Here I was thinking that this article would be a piece of cake. The FDA intended to issue its guidance on how pharmaceutical companies could use social media by the end of 2010. I thought for sure this column would be prime real estate.
At the 2010 ePatient
conference in October, the Lance Armstrong Foundation reiterated Lance's belief that it is "the obligation of the cured" to help others navigate a health crisis. Pharma companies fundamentally exist to fulfill this obligation and advance patient health. While this mission is commendable, at the end of the day, big Pharma is big business too. And business is suffering as Pharma becomes increasingly peripheral to the healthcare conversation.
The price of admission for having a business in five years is to remain relevant to your consumers. But how can an industry remain relevant when customers ...
By bringing the doctor and patient into the mix and providing a platform where they can seriously discuss both disease and solution, a pharmaceutical company could be taking leaps into health care's future. The technologies are there. What we need is imagination and investment to create collaborative care platforms that will evolve doctor-patient dialogue to a whole new level.
Whether it's an ache in your back, your heart starts beating like it's on overdrive or maybe you spend a good part of your day in the bathroom, dealing with your health is one of those things people would rather not do. So they put it off for as long as they possibly can, until one day things get bad and that usually motivates them to deal with their health and to begin their journey to finding out what's actually wrong with them.
While no single piece of information would convince an audience that a pharma company didn't have ulterior motives, the eventual cumulative effect of providing such a service could convince many that the company is truly interested in the wellness of its customers.
Let's see if Share of Influence can be the first real step towards remaking pharma into world class companies organized around the needs of their customers. That, I think we can all agree, would be one big, sweet step forward.
While the technologies of communication and marketing have undergone massive and rapid transformation -- the fundamental restriction on the pharma industry stands unchanged.
As we explore the pharmaceutical digital marketing frontier of unlimited creativity and innovation, it's also important to remember who it serves. Without meaningful mental and psychological connections, your digital message, no matter how cleverly crafted, may just turn into cyber-space junk.
Pharma has a unique ability, in fact a responsibility, to educate patients as much as possible. Why should a little extra scrutiny stand in the way? As a company, if you are there for the right reasons and keep the patient at the center of your decision-making process, you will welcome the added attention. What are you waiting for?

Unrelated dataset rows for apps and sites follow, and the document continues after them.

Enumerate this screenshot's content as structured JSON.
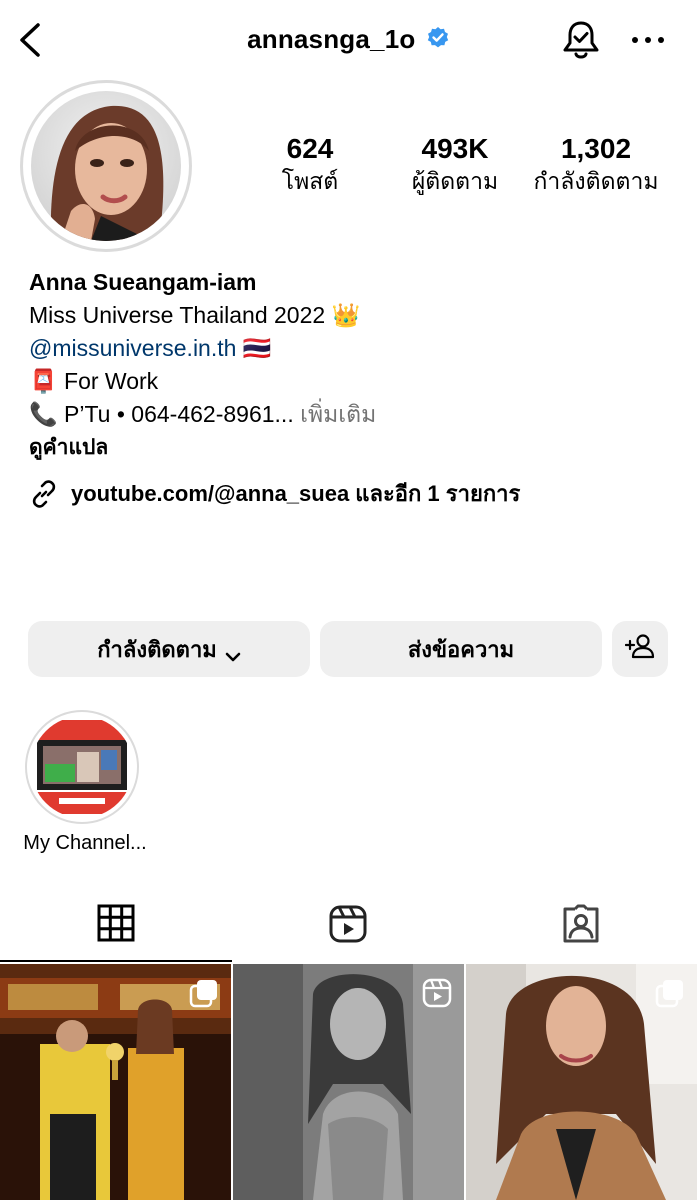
{
  "header": {
    "username": "annasnga_1o",
    "verified": true,
    "icons": [
      "back-arrow-icon",
      "verified-badge-icon",
      "notification-bell-icon",
      "more-options-icon"
    ]
  },
  "stats": {
    "posts": {
      "value": "624",
      "label": "โพสต์"
    },
    "followers": {
      "value": "493K",
      "label": "ผู้ติดตาม"
    },
    "following": {
      "value": "1,302",
      "label": "กำลังติดตาม"
    }
  },
  "bio": {
    "name": "Anna Sueangam-iam",
    "line1": "Miss Universe Thailand 2022 👑",
    "mention": "@missuniverse.in.th",
    "mention_flag": "🇹🇭",
    "line3_emoji": "📮",
    "line3_text": "For Work",
    "line4_emoji": "📞",
    "line4_text": "P’Tu • 064-462-8961...",
    "more": "เพิ่มเติม",
    "translate": "ดูคำแปล",
    "link": "youtube.com/@anna_suea และอีก 1 รายการ"
  },
  "actions": {
    "following": "กำลังติดตาม",
    "message": "ส่งข้อความ"
  },
  "highlights": [
    {
      "label": "My Channel..."
    }
  ],
  "tabs": [
    "posts-grid-icon",
    "reels-icon",
    "tagged-icon"
  ],
  "colors": {
    "accent_blue": "#3897f0",
    "mention_blue": "#00376b",
    "button_bg": "#efefef",
    "muted": "#737373"
  }
}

What are the implications of widespread networked EMR adoption in the age of social media? There are many.